----- DATA RECORDS -----

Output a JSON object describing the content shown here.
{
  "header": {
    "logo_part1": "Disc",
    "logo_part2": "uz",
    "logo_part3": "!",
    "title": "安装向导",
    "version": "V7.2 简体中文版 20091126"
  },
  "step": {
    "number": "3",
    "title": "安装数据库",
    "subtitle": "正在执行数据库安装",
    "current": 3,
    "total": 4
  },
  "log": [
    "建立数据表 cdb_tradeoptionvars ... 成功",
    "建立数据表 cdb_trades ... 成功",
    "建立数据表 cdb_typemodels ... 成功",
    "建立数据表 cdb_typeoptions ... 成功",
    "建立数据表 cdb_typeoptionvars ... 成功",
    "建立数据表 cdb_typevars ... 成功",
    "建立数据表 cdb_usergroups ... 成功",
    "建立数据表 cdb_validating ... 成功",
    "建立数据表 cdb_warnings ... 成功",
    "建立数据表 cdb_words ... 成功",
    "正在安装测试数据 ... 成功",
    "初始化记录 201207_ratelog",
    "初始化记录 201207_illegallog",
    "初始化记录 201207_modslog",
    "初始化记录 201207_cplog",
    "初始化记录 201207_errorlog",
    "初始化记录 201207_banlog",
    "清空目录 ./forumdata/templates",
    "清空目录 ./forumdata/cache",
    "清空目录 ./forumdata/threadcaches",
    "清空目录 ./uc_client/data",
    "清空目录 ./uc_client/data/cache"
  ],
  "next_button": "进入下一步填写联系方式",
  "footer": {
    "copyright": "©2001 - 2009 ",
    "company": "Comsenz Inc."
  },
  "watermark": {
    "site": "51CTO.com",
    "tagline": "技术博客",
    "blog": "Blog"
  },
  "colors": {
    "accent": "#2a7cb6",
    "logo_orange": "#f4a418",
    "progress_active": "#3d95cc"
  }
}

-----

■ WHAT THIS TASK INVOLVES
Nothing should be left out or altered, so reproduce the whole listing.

■ ANSWER FOR THE TASK
Output a JSON object describing the content shown here.
{
  "header": {
    "logo_part1": "Disc",
    "logo_part2": "uz",
    "logo_part3": "!",
    "title": "安装向导",
    "version": "V7.2 简体中文版 20091126"
  },
  "step": {
    "number": "3",
    "title": "安装数据库",
    "subtitle": "正在执行数据库安装",
    "current": 3,
    "total": 4
  },
  "log": [
    "建立数据表 cdb_tradeoptionvars ... 成功",
    "建立数据表 cdb_trades ... 成功",
    "建立数据表 cdb_typemodels ... 成功",
    "建立数据表 cdb_typeoptions ... 成功",
    "建立数据表 cdb_typeoptionvars ... 成功",
    "建立数据表 cdb_typevars ... 成功",
    "建立数据表 cdb_usergroups ... 成功",
    "建立数据表 cdb_validating ... 成功",
    "建立数据表 cdb_warnings ... 成功",
    "建立数据表 cdb_words ... 成功",
    "正在安装测试数据 ... 成功",
    "初始化记录 201207_ratelog",
    "初始化记录 201207_illegallog",
    "初始化记录 201207_modslog",
    "初始化记录 201207_cplog",
    "初始化记录 201207_errorlog",
    "初始化记录 201207_banlog",
    "清空目录 ./forumdata/templates",
    "清空目录 ./forumdata/cache",
    "清空目录 ./forumdata/threadcaches",
    "清空目录 ./uc_client/data",
    "清空目录 ./uc_client/data/cache"
  ],
  "next_button": "进入下一步填写联系方式",
  "footer": {
    "copyright": "©2001 - 2009 ",
    "company": "Comsenz Inc."
  },
  "watermark": {
    "site": "51CTO.com",
    "tagline": "技术博客",
    "blog": "Blog"
  },
  "colors": {
    "accent": "#2a7cb6",
    "logo_orange": "#f4a418",
    "progress_active": "#3d95cc"
  }
}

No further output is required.